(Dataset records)
=== Begin Enclosure ===

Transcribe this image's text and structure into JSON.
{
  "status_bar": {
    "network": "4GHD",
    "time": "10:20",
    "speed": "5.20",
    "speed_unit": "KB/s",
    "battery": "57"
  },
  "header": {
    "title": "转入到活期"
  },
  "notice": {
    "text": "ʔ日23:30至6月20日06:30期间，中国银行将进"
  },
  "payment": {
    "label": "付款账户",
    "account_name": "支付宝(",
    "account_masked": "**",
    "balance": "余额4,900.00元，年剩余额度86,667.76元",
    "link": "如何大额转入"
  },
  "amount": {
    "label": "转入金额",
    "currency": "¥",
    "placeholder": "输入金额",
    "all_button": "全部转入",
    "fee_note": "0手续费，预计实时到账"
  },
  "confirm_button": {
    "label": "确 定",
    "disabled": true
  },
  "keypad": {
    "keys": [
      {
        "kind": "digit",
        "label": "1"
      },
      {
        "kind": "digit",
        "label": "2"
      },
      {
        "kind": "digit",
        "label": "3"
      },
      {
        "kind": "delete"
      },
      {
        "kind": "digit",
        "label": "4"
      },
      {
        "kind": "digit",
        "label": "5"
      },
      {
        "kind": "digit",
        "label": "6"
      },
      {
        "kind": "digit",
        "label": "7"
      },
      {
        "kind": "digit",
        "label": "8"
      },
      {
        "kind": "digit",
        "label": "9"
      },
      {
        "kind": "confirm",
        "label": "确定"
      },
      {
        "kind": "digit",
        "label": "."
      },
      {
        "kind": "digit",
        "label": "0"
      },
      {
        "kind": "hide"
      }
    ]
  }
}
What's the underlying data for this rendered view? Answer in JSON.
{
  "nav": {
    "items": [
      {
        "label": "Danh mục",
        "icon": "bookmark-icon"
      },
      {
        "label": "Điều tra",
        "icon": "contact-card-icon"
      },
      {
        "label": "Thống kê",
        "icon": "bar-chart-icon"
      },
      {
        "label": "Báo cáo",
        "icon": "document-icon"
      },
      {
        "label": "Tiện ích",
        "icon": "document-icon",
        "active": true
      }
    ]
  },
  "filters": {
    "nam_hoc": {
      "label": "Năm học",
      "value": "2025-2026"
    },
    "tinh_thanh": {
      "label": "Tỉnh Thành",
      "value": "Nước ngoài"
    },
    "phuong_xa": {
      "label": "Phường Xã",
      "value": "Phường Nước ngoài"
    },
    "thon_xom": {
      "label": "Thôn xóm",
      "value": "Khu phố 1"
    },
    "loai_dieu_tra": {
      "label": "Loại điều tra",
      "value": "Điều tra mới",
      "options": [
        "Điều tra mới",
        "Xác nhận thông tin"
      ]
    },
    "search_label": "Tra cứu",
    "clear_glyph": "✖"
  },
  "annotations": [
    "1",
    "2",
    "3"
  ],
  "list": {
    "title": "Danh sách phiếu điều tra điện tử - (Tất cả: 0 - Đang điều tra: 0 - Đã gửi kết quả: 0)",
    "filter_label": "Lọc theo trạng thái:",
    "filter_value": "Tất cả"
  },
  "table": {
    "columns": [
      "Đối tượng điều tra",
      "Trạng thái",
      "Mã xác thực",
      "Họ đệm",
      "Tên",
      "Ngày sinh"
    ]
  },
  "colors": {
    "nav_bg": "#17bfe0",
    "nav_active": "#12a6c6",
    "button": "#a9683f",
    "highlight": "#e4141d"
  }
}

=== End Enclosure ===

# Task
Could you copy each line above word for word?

# Task solution
Transcribe this image's text and structure into JSON.
{
  "status_bar": {
    "network": "4GHD",
    "time": "10:20",
    "speed": "5.20",
    "speed_unit": "KB/s",
    "battery": "57"
  },
  "header": {
    "title": "转入到活期"
  },
  "notice": {
    "text": "ʔ日23:30至6月20日06:30期间，中国银行将进"
  },
  "payment": {
    "label": "付款账户",
    "account_name": "支付宝(",
    "account_masked": "**",
    "balance": "余额4,900.00元，年剩余额度86,667.76元",
    "link": "如何大额转入"
  },
  "amount": {
    "label": "转入金额",
    "currency": "¥",
    "placeholder": "输入金额",
    "all_button": "全部转入",
    "fee_note": "0手续费，预计实时到账"
  },
  "confirm_button": {
    "label": "确 定",
    "disabled": true
  },
  "keypad": {
    "keys": [
      {
        "kind": "digit",
        "label": "1"
      },
      {
        "kind": "digit",
        "label": "2"
      },
      {
        "kind": "digit",
        "label": "3"
      },
      {
        "kind": "delete"
      },
      {
        "kind": "digit",
        "label": "4"
      },
      {
        "kind": "digit",
        "label": "5"
      },
      {
        "kind": "digit",
        "label": "6"
      },
      {
        "kind": "digit",
        "label": "7"
      },
      {
        "kind": "digit",
        "label": "8"
      },
      {
        "kind": "digit",
        "label": "9"
      },
      {
        "kind": "confirm",
        "label": "确定"
      },
      {
        "kind": "digit",
        "label": "."
      },
      {
        "kind": "digit",
        "label": "0"
      },
      {
        "kind": "hide"
      }
    ]
  }
}
What's the underlying data for this rendered view? Answer in JSON.
{
  "nav": {
    "items": [
      {
        "label": "Danh mục",
        "icon": "bookmark-icon"
      },
      {
        "label": "Điều tra",
        "icon": "contact-card-icon"
      },
      {
        "label": "Thống kê",
        "icon": "bar-chart-icon"
      },
      {
        "label": "Báo cáo",
        "icon": "document-icon"
      },
      {
        "label": "Tiện ích",
        "icon": "document-icon",
        "active": true
      }
    ]
  },
  "filters": {
    "nam_hoc": {
      "label": "Năm học",
      "value": "2025-2026"
    },
    "tinh_thanh": {
      "label": "Tỉnh Thành",
      "value": "Nước ngoài"
    },
    "phuong_xa": {
      "label": "Phường Xã",
      "value": "Phường Nước ngoài"
    },
    "thon_xom": {
      "label": "Thôn xóm",
      "value": "Khu phố 1"
    },
    "loai_dieu_tra": {
      "label": "Loại điều tra",
      "value": "Điều tra mới",
      "options": [
        "Điều tra mới",
        "Xác nhận thông tin"
      ]
    },
    "search_label": "Tra cứu",
    "clear_glyph": "✖"
  },
  "annotations": [
    "1",
    "2",
    "3"
  ],
  "list": {
    "title": "Danh sách phiếu điều tra điện tử - (Tất cả: 0 - Đang điều tra: 0 - Đã gửi kết quả: 0)",
    "filter_label": "Lọc theo trạng thái:",
    "filter_value": "Tất cả"
  },
  "table": {
    "columns": [
      "Đối tượng điều tra",
      "Trạng thái",
      "Mã xác thực",
      "Họ đệm",
      "Tên",
      "Ngày sinh"
    ]
  },
  "colors": {
    "nav_bg": "#17bfe0",
    "nav_active": "#12a6c6",
    "button": "#a9683f",
    "highlight": "#e4141d"
  }
}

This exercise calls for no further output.